Preterm birth is the single most important cause of perinatal mortality in North America and Europe (1). In addition, it is responsible for nearly half of all cases of congenital neurological disability, including cerebral palsy (2). Most of the affected babies have lifelong impairment and impose a significant economic burden on society. The primary prevention of preterm birth is therefore a major public health goal.
The identification of modifiable causal factors is an essential first step in any primary prevention programme. A short interpregnancy interval has been identified as potentially being such a risk factor but the results of epidemiological studies have been equivocal. Most were conducted in the USA using large administrative data sets (3-11) or large cohorts assembled for research purposes (12, 13), and found that a short interpregnancy interval was significantly related to an increased risk of preterm birth; however, the relative risks or odds ratios were 2 or less (3, 4, 6, 8-11). Some studies have found no significant relationship (5, 7, 12, 13). Similar results have been obtained in two studies in other countries (14, 15). Since most large data sets contain limited information on potential confounders, the findings of such studies could well be affected by confounding. Only one study excluded iatrogenic preterm births (12), only one excluded births of infants with congenital anomalies (15), and none excluded births to mothers with chronic medical conditions or obstetric complications, although all of these types of preterm birth could arise from an etiological pathway differing from those of most preterm births.

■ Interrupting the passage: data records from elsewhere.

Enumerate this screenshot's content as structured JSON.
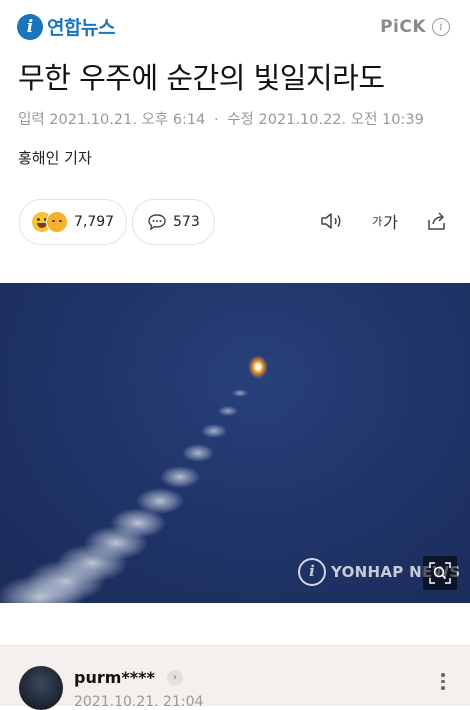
{
  "header": {
    "brand_badge": "i",
    "brand_name": "연합뉴스",
    "pick_label": "PiCK",
    "info_symbol": "i"
  },
  "article": {
    "headline": "무한 우주에 순간의 빛일지라도",
    "input_label": "입력",
    "input_date": "2021.10.21. 오후 6:14",
    "modified_label": "수정",
    "modified_date": "2021.10.22. 오전 10:39",
    "reporter": "홍해인 기자"
  },
  "engagement": {
    "reaction_count": "7,797",
    "comment_count": "573",
    "font_size_small": "가",
    "font_size_large": "가"
  },
  "photo": {
    "watermark_badge": "i",
    "watermark_text": "YONHAP NEWS"
  },
  "comment": {
    "username": "purm****",
    "arrow": "›",
    "timestamp": "2021.10.21. 21:04"
  },
  "colors": {
    "brand": "#1b75bc",
    "sky": "#20356a"
  },
  "icons": {
    "speaker": "speaker-icon",
    "share": "share-icon",
    "comment": "speech-bubble-icon",
    "zoom": "zoom-icon",
    "more": "more-vertical-icon"
  }
}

Recent studies in Denmark (16) and India (17) provided more convincing evidence of a possible causal relationship. More detail was available to control for possible confounders, the odds ratios were larger (3.6 and 2.7 respectively for very short interpregnancy intervals), and there was a risk gradient between very short and short interpregnancy intervals. However, each of these studies was conducted in a heterogeneous population and only a limited number of potential confounders could be identified and controlled for in the analysis. Also, iatrogenic preterm births, births involving congenital anomalies, and births to mothers with chronic disease or obstetric complications were not excluded.

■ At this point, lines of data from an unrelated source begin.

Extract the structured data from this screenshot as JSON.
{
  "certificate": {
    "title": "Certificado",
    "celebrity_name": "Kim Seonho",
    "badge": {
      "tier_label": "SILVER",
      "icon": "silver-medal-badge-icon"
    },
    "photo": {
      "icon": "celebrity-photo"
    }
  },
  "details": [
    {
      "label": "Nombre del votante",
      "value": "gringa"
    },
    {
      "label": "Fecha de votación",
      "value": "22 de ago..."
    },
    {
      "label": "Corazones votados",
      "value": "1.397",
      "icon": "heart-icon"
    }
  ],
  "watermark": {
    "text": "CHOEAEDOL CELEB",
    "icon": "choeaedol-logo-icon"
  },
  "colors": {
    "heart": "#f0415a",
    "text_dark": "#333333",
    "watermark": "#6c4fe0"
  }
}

We are unaware of any previous research on the relationship between interpregnancy interval and preterm birth in Emirati women. Our objective was to identify the relationship between interpregnancy interval and spontaneous preterm birth in a homogeneous population of healthy mothers delivering healthy babies and to control for as many potential confounders as possible in order to improve sensitivity and increase confidence that any significant relationship found was not attributable to confounding.

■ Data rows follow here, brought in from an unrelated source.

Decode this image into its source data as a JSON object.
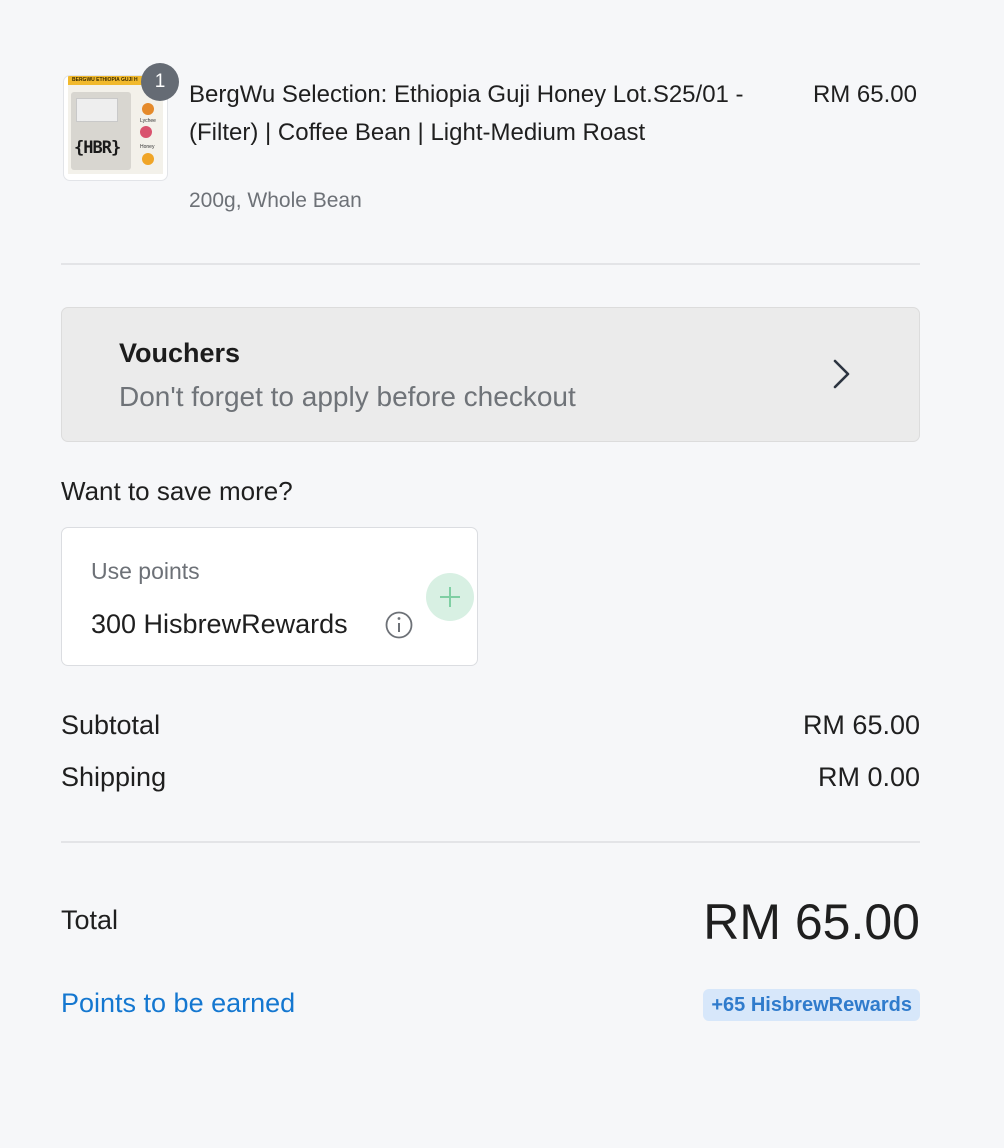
{
  "product": {
    "quantity": "1",
    "title": "BergWu Selection: Ethiopia Guji Honey Lot.S25/01 - (Filter) | Coffee Bean | Light-Medium Roast",
    "variant": "200g, Whole Bean",
    "price": "RM 65.00",
    "image": {
      "top_band_text": "BERGWU ETHIOPIA GUJI H",
      "logo_text": "{HBR}",
      "flavor_labels": [
        "Lychee",
        "Honey"
      ]
    }
  },
  "voucher": {
    "title": "Vouchers",
    "subtitle": "Don't forget to apply before checkout",
    "icon": "chevron-right-icon"
  },
  "save_more": {
    "heading": "Want to save more?"
  },
  "points": {
    "label": "Use points",
    "value": "300 HisbrewRewards",
    "info_icon": "info-icon",
    "add_icon": "plus-icon"
  },
  "summary": {
    "subtotal_label": "Subtotal",
    "subtotal_value": "RM 65.00",
    "shipping_label": "Shipping",
    "shipping_value": "RM 0.00",
    "total_label": "Total",
    "total_value": "RM 65.00",
    "earn_label": "Points to be earned",
    "earn_value": "+65 HisbrewRewards"
  },
  "colors": {
    "background": "#f6f7f9",
    "link": "#1477d0",
    "badge_bg": "#d7e7fa",
    "add_button_bg": "#d8f0e3",
    "add_button_icon": "#7fcfa3",
    "quantity_badge": "#656b74"
  }
}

The study was carried out in Al Ain, United Arab Emirates, a small desert city served by three hospitals in which 99% of all deliveries occur. The general population is heterogeneous, consisting of Emirati people and expatriates from many countries. However, within this population, the citizens of the United Arab Emirates, readily identifiable from health records, are homogeneous. Most maintain their traditional Arab and Islamic culture while using the services of the modern health care system. Smoking and the use of alcohol are uncommon among women. All women who delivered are married and have reasonable socioeconomic status and access to health care (18). According to a survey conducted in 1995, the total fertility rate was 4.9 (18). Large families are not universal and there is a wide range of interpregnancy intervals.
Approval for the study was obtained from the Research Ethics Committee of the Faculty of Medicine and Health Sciences, United Arab Emirates University.
Methods case definition
A case was defined as a healthy multiparous Emirati woman with no obstetric complications who gave birth spontaneously to a healthy singleton before the beginning of the 37th week of pregnancy, as documented in delivery room records. …